NPS Seeks Comment on Proposed Regulation for Off-Road Bicycle Trails
NPShas proposed a special regulation to designate and authorize off-road bicycle use on new trails constructed outside of developed areas in Cuyahoga Valley National Park. The public is invited to provide comment until Monday, December 15, 2014. More »
Valley Bridle Trail south of SR 303, across from golf course, is collapsed by river. Hard closure. Plateau Trail Bridge, north of Valley Picnic Area is closed. No detours. Plateau & Oak Hill trails are open. More »
Farming vegetables in Cuyahoga and Summit counties began with American Indians as early as 800 BC. Ohio's American Indian cultures grew corn, beans, squash, melons, apples, and a variety of garden produce. Corn remained the most important crop for 19th century farmers, who also grew wheat, oats, potatoes, apple trees, and other garden plants and vegetables.
As the industrial boom of the early 20th century lured farmers away to Cleveland and Akron, agriculture in the valley became more focused on truck farming. Truck farming meant that the farmer grew a wide variety of fruits and vegetables, and sold these products on a smaller and more local scale. Truck farms and gardens often provided families with all the food they needed for themselves, as well as provided additional income from roadside stands and markets.
In Their Own Words
Click the topics to hear stories about Cuyahoga Valley life.
Click here to read the text file.
Hunt Farm Truck Farming (40 seconds)
Helyn Toth describes her family's truck farm operation in the 1930s.
Szalay Farm Truck Farming (18 seconds)
Irene Kusnyer talks about truck farming on the Szalay Farm in the 1930s, before the business grew in scale.

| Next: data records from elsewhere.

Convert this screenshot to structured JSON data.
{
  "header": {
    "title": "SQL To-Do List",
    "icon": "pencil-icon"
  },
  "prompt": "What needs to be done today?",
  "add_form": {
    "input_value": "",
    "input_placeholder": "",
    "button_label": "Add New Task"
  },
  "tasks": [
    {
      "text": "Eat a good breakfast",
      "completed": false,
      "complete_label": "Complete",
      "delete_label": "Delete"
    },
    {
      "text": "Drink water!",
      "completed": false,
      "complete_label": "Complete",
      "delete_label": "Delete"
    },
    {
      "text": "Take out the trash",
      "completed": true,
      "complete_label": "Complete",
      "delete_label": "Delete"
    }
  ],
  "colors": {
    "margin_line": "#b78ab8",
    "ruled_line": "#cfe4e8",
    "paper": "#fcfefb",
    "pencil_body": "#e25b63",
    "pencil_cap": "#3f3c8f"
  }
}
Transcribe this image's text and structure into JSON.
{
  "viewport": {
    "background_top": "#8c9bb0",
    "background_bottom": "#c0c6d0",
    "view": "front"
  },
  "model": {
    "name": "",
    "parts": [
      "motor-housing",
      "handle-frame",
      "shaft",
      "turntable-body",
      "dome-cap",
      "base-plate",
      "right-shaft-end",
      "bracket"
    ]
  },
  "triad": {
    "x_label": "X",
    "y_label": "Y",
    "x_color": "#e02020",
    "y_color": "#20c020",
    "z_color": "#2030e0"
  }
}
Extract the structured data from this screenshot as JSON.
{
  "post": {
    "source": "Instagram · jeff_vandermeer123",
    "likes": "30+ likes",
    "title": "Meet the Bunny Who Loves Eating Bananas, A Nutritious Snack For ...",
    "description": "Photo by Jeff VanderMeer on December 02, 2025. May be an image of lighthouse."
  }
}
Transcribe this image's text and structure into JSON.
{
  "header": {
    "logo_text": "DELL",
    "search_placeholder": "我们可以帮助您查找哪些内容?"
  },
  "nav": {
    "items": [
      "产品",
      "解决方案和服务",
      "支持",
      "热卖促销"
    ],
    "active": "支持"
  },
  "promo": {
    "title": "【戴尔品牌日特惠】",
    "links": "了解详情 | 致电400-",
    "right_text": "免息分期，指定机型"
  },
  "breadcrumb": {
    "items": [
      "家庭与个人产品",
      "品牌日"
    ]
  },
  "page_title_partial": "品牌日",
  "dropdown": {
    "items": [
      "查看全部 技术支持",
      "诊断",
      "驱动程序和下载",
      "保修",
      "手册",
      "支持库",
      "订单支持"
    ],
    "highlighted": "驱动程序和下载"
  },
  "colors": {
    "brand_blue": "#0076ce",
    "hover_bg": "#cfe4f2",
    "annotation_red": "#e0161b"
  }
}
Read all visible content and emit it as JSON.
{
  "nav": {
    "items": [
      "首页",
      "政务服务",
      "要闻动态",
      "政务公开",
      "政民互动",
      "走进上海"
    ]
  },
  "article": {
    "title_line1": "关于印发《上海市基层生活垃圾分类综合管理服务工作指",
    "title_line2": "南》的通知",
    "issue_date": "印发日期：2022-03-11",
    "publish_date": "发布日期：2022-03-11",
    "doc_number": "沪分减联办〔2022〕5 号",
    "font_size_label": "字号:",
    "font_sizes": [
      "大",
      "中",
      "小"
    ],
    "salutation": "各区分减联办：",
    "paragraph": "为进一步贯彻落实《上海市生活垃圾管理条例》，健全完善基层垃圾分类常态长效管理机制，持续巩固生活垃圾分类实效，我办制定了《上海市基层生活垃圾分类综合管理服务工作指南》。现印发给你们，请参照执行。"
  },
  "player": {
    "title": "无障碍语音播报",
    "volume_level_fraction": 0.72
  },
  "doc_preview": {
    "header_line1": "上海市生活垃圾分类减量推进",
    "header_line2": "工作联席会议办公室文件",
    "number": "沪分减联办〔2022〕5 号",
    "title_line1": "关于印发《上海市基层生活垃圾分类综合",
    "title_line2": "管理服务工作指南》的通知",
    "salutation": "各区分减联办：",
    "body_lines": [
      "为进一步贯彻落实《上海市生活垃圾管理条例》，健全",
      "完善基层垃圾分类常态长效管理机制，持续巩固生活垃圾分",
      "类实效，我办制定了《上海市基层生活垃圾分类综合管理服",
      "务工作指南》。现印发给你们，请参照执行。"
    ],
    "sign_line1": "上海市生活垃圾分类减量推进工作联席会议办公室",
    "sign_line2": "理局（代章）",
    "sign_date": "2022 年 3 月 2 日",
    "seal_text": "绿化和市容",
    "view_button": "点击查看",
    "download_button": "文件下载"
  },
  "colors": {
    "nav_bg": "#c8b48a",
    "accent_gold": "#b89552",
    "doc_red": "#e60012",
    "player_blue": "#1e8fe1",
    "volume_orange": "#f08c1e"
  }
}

The Fulltime Farmer (17 seconds)
Gerald and Marilyn Polcen describe what it takes to work as full-time sweet corn farmers.
Did You Know?
American Indians in the Cuyahoga Valley were influenced by the Hopewell Culture, which created large mound complexes in central Ohio from 100 B.C. – A.D. 500? In the Cuyahoga Valley, American Indians built small mounds rather than large ceremonial centers.